**Work required:**
Please output the entries below without altering a single character.

*** Opening Records for the exercise ***

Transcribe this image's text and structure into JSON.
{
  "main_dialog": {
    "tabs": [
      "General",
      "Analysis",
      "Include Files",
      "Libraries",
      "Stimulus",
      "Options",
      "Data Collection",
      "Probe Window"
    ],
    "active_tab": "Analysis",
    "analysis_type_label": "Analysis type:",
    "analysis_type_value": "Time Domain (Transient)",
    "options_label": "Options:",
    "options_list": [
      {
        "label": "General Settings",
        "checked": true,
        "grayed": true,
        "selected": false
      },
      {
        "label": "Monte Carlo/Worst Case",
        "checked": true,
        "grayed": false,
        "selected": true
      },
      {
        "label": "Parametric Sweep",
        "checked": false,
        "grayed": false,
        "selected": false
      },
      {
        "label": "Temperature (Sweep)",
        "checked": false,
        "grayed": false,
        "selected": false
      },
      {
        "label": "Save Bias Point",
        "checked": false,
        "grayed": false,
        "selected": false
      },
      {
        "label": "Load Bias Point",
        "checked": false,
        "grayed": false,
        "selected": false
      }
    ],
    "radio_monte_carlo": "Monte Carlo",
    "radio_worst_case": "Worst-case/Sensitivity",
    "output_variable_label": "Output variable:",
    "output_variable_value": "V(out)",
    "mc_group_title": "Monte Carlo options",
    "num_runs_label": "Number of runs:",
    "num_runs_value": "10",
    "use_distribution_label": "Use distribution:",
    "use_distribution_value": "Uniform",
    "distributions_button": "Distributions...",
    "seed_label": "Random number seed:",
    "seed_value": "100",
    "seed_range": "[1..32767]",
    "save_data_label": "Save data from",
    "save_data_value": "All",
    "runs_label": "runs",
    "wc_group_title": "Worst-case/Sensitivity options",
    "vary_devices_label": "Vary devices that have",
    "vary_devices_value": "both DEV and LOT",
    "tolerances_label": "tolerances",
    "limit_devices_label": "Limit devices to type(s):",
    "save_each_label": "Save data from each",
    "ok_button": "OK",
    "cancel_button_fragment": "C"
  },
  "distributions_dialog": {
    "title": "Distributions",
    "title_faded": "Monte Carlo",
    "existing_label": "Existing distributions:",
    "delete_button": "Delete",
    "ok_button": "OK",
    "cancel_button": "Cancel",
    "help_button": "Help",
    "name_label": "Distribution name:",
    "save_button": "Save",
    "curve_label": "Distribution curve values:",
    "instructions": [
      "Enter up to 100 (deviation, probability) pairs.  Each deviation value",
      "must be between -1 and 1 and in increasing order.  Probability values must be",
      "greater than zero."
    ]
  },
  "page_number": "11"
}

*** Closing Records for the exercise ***

**Result:**
Transcribe this image's text and structure into JSON.
{
  "main_dialog": {
    "tabs": [
      "General",
      "Analysis",
      "Include Files",
      "Libraries",
      "Stimulus",
      "Options",
      "Data Collection",
      "Probe Window"
    ],
    "active_tab": "Analysis",
    "analysis_type_label": "Analysis type:",
    "analysis_type_value": "Time Domain (Transient)",
    "options_label": "Options:",
    "options_list": [
      {
        "label": "General Settings",
        "checked": true,
        "grayed": true,
        "selected": false
      },
      {
        "label": "Monte Carlo/Worst Case",
        "checked": true,
        "grayed": false,
        "selected": true
      },
      {
        "label": "Parametric Sweep",
        "checked": false,
        "grayed": false,
        "selected": false
      },
      {
        "label": "Temperature (Sweep)",
        "checked": false,
        "grayed": false,
        "selected": false
      },
      {
        "label": "Save Bias Point",
        "checked": false,
        "grayed": false,
        "selected": false
      },
      {
        "label": "Load Bias Point",
        "checked": false,
        "grayed": false,
        "selected": false
      }
    ],
    "radio_monte_carlo": "Monte Carlo",
    "radio_worst_case": "Worst-case/Sensitivity",
    "output_variable_label": "Output variable:",
    "output_variable_value": "V(out)",
    "mc_group_title": "Monte Carlo options",
    "num_runs_label": "Number of runs:",
    "num_runs_value": "10",
    "use_distribution_label": "Use distribution:",
    "use_distribution_value": "Uniform",
    "distributions_button": "Distributions...",
    "seed_label": "Random number seed:",
    "seed_value": "100",
    "seed_range": "[1..32767]",
    "save_data_label": "Save data from",
    "save_data_value": "All",
    "runs_label": "runs",
    "wc_group_title": "Worst-case/Sensitivity options",
    "vary_devices_label": "Vary devices that have",
    "vary_devices_value": "both DEV and LOT",
    "tolerances_label": "tolerances",
    "limit_devices_label": "Limit devices to type(s):",
    "save_each_label": "Save data from each",
    "ok_button": "OK",
    "cancel_button_fragment": "C"
  },
  "distributions_dialog": {
    "title": "Distributions",
    "title_faded": "Monte Carlo",
    "existing_label": "Existing distributions:",
    "delete_button": "Delete",
    "ok_button": "OK",
    "cancel_button": "Cancel",
    "help_button": "Help",
    "name_label": "Distribution name:",
    "save_button": "Save",
    "curve_label": "Distribution curve values:",
    "instructions": [
      "Enter up to 100 (deviation, probability) pairs.  Each deviation value",
      "must be between -1 and 1 and in increasing order.  Probability values must be",
      "greater than zero."
    ]
  },
  "page_number": "11"
}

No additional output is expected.